On Oct. 20, 2020, the Trump administration publicly released the unclassified portion of a long-overdue report on the legal and policy frameworks for the use of military force.
Latest in Freedom of Information Act (FOIA)
We’re using FOIA to find out if the intelligence community feels like it’s being pressured to reach certain conclusions—and, if so, how that’s impacting employee morale.
Our latest FOIA lawsuit.
One of the great political mysteries of the last few weeks involves what has happened to the possible criminal indictment of former Acting FBI Director Andrew McCabe, who is accused of having made false statements regarding his role in certain leaks to the media relating to the Hillary Clinton e-mail scandal.
In his lawsuit against the Justice Department filed last week, former FBI agent Peter Strzok made an arresting claim:
Last year, one of us filed a “meta-FOIA” request with Benjamin Wittes seeking information on how former CIA officer and then-congressional candidate (now congresswoman) Abigail Spanberger’s unredacted SF-86 form was released in response to a right-wing advocacy group’s FOIA request.
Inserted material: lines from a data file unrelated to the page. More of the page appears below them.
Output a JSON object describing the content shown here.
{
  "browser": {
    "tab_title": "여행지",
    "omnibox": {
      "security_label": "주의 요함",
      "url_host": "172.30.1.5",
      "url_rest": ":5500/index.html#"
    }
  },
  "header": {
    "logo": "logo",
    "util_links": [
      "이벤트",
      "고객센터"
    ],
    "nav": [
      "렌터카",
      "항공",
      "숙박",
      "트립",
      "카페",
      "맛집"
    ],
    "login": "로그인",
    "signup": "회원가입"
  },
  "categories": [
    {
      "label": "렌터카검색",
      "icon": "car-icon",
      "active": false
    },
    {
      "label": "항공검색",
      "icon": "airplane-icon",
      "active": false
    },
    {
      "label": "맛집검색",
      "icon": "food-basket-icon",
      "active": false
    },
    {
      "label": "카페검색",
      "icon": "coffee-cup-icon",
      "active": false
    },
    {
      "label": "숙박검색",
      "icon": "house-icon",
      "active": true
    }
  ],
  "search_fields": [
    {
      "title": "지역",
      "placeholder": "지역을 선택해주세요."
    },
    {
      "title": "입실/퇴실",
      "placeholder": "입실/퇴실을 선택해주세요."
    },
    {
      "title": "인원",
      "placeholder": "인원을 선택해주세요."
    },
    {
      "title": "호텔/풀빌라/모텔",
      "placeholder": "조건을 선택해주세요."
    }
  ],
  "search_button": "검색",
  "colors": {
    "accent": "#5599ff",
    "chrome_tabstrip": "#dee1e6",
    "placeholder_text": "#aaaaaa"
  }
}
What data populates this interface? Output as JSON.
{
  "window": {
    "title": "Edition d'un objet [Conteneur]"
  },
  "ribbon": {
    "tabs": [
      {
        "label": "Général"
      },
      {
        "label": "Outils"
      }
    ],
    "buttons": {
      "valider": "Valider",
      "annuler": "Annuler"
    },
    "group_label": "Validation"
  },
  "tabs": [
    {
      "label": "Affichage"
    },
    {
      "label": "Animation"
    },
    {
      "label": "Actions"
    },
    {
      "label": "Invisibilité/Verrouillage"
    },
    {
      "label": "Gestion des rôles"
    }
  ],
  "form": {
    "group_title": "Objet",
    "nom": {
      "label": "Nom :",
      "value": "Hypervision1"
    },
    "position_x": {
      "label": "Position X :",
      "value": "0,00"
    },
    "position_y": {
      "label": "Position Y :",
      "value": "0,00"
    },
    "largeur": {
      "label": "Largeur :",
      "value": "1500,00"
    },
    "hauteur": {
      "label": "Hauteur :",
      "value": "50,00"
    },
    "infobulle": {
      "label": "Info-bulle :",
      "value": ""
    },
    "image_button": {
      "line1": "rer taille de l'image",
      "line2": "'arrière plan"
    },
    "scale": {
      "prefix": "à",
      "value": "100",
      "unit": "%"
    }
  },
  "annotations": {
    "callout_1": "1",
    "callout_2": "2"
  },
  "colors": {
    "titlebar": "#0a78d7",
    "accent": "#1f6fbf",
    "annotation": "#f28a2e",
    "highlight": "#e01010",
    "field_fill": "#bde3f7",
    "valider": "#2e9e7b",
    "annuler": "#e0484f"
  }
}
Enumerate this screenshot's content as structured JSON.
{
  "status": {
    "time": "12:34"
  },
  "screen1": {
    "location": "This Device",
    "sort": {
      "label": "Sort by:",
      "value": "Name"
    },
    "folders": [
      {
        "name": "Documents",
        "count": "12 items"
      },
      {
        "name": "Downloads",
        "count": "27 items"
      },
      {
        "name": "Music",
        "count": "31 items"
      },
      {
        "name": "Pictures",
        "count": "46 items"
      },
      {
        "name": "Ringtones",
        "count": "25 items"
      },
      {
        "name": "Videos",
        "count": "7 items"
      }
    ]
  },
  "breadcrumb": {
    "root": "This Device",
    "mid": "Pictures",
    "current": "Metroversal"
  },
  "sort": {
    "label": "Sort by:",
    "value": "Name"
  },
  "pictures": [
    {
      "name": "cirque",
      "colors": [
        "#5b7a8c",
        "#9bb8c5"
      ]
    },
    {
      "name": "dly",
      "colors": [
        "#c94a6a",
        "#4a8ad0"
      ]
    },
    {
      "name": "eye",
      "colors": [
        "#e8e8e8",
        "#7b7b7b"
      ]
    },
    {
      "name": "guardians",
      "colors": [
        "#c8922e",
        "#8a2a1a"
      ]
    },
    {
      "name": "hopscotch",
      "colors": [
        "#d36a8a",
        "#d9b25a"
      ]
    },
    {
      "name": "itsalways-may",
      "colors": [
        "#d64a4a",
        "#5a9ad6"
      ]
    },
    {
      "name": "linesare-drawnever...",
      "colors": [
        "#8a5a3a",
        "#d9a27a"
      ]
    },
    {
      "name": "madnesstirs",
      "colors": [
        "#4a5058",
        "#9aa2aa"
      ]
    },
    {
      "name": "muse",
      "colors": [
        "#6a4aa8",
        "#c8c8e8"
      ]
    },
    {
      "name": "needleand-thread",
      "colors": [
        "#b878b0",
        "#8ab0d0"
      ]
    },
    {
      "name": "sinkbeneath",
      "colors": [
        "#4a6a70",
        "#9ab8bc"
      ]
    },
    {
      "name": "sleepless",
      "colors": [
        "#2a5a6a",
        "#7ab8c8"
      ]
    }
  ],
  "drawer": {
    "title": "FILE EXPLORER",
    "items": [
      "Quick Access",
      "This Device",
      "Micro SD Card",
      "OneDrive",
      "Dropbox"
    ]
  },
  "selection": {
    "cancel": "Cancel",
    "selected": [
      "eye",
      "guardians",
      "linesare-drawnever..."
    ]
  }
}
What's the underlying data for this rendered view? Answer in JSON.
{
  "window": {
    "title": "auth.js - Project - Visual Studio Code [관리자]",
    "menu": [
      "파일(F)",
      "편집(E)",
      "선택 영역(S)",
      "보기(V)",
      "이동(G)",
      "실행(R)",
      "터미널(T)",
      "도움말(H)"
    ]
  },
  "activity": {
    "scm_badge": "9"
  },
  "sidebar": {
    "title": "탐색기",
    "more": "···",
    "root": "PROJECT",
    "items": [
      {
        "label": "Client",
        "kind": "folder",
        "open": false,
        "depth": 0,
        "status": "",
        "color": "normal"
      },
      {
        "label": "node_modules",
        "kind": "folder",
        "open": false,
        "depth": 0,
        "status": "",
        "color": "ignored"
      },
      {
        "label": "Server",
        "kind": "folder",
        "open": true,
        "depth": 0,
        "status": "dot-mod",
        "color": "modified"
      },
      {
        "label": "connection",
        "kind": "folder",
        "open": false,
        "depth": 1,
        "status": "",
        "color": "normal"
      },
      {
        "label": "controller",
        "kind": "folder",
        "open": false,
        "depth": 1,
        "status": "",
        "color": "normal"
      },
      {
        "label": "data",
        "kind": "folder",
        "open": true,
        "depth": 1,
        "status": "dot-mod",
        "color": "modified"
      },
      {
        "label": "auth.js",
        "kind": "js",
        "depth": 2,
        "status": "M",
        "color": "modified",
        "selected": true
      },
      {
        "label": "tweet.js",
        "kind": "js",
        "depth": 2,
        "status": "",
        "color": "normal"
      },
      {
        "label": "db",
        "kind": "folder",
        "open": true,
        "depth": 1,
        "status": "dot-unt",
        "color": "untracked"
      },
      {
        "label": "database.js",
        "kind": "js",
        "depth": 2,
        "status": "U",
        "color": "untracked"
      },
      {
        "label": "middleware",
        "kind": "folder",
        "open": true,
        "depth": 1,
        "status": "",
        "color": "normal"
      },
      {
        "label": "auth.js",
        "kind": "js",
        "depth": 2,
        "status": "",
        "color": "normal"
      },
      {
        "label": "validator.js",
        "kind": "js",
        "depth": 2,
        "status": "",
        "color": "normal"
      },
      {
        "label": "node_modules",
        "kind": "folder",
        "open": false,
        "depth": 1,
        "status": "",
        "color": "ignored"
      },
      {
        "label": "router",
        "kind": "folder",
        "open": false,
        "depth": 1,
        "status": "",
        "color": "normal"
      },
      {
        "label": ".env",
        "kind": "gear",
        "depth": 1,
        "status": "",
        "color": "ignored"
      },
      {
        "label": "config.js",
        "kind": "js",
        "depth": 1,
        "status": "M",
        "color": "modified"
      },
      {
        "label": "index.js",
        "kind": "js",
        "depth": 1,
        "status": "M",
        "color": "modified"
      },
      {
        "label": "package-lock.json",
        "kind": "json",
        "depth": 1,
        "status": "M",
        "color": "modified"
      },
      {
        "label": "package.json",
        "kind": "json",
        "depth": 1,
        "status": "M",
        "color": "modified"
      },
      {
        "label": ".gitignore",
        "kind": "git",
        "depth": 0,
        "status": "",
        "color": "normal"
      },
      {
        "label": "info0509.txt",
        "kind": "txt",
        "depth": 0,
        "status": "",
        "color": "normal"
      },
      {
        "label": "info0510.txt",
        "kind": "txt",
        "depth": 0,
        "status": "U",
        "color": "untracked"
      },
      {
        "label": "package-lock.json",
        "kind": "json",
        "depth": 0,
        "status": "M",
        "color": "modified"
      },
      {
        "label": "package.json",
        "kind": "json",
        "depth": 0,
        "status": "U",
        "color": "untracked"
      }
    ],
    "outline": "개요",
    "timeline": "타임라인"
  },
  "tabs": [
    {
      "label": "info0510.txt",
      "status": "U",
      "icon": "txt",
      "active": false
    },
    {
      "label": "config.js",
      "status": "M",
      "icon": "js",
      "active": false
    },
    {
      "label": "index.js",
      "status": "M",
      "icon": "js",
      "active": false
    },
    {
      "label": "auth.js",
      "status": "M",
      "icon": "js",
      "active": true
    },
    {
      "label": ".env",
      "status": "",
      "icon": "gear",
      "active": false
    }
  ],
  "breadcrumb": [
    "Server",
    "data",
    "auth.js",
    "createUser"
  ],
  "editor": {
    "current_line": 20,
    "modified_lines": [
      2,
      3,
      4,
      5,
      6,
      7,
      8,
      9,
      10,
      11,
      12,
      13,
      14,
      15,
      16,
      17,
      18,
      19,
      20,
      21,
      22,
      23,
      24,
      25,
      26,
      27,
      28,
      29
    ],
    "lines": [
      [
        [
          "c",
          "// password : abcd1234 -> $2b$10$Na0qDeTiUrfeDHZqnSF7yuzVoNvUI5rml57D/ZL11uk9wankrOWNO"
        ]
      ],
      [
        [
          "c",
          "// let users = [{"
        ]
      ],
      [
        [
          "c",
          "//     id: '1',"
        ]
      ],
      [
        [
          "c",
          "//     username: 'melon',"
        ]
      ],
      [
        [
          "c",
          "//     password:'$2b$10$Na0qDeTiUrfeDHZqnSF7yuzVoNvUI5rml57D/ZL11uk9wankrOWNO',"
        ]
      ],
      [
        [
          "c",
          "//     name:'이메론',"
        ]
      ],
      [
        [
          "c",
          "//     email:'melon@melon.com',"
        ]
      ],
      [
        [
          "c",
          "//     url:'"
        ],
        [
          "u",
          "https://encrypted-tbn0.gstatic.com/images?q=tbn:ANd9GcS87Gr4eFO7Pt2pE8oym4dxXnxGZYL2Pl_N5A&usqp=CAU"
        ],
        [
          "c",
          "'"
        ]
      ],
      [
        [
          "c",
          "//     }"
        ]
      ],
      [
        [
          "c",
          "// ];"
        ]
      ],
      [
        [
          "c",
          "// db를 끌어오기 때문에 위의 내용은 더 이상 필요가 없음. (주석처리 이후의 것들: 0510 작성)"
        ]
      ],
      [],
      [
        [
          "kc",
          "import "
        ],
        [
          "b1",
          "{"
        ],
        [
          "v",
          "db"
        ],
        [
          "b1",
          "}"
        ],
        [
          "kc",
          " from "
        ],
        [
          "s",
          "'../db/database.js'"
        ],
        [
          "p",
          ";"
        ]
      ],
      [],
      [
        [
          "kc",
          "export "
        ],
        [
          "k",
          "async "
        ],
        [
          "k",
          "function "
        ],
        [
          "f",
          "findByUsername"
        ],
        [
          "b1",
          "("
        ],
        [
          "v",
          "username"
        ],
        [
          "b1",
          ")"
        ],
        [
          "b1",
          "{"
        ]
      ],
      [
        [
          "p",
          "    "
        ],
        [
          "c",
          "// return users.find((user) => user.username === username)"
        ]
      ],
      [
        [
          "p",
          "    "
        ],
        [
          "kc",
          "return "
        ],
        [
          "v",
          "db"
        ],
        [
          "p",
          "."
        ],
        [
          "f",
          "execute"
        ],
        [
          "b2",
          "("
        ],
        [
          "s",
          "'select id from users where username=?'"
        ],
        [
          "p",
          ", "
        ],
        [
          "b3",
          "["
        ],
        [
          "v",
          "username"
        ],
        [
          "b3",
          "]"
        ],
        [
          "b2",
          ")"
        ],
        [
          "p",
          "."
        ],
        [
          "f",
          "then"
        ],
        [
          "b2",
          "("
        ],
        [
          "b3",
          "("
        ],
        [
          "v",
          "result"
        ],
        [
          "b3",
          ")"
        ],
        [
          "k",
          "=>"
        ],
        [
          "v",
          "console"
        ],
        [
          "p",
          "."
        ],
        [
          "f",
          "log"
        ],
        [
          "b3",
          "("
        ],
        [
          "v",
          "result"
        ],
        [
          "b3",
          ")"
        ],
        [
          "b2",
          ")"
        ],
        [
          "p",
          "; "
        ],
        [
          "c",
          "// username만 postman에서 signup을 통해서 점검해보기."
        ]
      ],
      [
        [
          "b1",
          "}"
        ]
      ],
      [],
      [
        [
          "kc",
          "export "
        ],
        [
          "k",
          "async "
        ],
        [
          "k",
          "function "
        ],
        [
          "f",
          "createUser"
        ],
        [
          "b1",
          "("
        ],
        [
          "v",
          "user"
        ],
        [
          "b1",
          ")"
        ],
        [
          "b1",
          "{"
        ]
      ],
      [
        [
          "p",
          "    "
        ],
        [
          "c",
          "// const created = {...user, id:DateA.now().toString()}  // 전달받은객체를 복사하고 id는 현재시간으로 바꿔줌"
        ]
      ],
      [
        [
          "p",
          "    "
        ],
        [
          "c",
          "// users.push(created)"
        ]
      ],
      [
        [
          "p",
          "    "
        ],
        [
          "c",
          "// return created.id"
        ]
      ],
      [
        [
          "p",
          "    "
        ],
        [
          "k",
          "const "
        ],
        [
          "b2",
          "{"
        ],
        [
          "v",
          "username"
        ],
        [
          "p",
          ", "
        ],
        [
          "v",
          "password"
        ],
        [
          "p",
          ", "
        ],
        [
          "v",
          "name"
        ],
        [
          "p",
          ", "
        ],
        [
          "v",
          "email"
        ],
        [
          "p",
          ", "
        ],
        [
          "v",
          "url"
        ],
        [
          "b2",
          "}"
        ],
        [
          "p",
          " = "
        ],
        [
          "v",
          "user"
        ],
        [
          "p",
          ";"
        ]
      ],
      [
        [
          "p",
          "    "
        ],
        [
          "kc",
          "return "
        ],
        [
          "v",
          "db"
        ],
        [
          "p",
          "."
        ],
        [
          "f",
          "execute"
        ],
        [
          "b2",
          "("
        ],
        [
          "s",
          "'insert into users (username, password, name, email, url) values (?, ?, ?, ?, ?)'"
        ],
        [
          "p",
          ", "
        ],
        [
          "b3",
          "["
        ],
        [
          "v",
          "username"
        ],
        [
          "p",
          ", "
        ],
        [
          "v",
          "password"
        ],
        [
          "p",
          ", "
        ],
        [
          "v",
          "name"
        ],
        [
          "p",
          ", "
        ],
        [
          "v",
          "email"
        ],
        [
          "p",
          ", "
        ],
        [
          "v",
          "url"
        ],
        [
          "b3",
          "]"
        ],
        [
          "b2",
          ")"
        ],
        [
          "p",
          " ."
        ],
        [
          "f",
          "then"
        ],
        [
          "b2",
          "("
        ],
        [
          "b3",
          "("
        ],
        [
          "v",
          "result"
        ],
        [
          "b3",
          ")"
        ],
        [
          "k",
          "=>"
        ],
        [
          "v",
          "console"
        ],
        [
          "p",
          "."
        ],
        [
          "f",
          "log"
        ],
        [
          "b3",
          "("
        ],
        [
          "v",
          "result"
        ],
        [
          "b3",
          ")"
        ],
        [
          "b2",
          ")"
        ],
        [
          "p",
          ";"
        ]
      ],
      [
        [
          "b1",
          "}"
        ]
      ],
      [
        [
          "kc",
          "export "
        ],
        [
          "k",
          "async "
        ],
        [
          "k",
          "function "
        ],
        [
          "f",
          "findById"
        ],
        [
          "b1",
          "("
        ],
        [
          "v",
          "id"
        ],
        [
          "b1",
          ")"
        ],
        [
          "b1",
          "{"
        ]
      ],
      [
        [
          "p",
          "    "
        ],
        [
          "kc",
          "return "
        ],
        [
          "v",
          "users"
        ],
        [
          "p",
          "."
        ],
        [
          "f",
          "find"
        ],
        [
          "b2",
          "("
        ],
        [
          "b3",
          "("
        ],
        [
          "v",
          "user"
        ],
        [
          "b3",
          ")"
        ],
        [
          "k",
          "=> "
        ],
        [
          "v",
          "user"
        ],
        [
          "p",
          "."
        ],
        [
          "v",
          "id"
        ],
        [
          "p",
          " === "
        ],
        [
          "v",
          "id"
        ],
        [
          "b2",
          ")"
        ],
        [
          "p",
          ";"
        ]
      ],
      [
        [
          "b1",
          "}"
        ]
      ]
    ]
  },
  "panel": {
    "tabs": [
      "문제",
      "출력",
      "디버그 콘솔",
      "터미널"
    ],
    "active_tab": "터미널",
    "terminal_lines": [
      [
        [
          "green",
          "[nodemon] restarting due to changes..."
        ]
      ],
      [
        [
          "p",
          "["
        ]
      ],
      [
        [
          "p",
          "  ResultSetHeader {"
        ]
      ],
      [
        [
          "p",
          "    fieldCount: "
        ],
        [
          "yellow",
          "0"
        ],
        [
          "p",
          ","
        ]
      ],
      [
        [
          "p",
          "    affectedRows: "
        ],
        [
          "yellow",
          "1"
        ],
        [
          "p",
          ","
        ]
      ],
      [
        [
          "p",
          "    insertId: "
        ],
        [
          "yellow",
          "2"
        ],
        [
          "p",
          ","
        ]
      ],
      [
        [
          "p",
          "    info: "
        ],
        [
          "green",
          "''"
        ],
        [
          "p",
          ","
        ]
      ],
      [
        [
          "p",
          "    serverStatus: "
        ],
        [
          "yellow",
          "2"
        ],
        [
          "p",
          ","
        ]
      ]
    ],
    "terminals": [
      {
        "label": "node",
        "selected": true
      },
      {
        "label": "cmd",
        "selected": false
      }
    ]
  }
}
We petitioned both the National Archives and Records Administrations (NARA) and the U.S. Postal Service (USPS), each of which had played a role in the release.
In July 2017, Privacy International and Yale Law School’s Media Freedom & Information Access Clinic (MFIA) filed a lawsuit against the National Security Agency, the Office of the Director of National Intelligence (ODNI), the State Department, and the National Archives and Records Administration seeking access to records related to the Five Eyes alliance under the Freedom of Information Act.
Since its enactment in 1966, the Freedom of Information Act (FOIA) has served as a significant source of transparency in government, allowing anyone to access official records that would otherwise be unavailable to the public. Legal academics have analyzed the statute in numerous law review articles, most of which seem to embrace FOIA’s underlying goals. Yet the actual use of FOIA and its state-law equivalents in legal academia has been quite limited.
Someone at the Justice Department Wants Ethics Advice on Whitaker’s Supervision of the Mueller Investigation
Yesterday evening, we received a response to one of our FOIA requests asking whether anyone has sought or received internal ethics guidance on Whitaker’s involvement in the Mueller investigation.
Has Whitaker Sought Ethics Advice on His Involvement with the Mueller Investigation? Inquiring Minds Want to Know
We’re using FOIA to find out whether the acting attorney general has consulted with career ethics experts on his involvement with the Mueller investigation. If not, that could be a major red flag.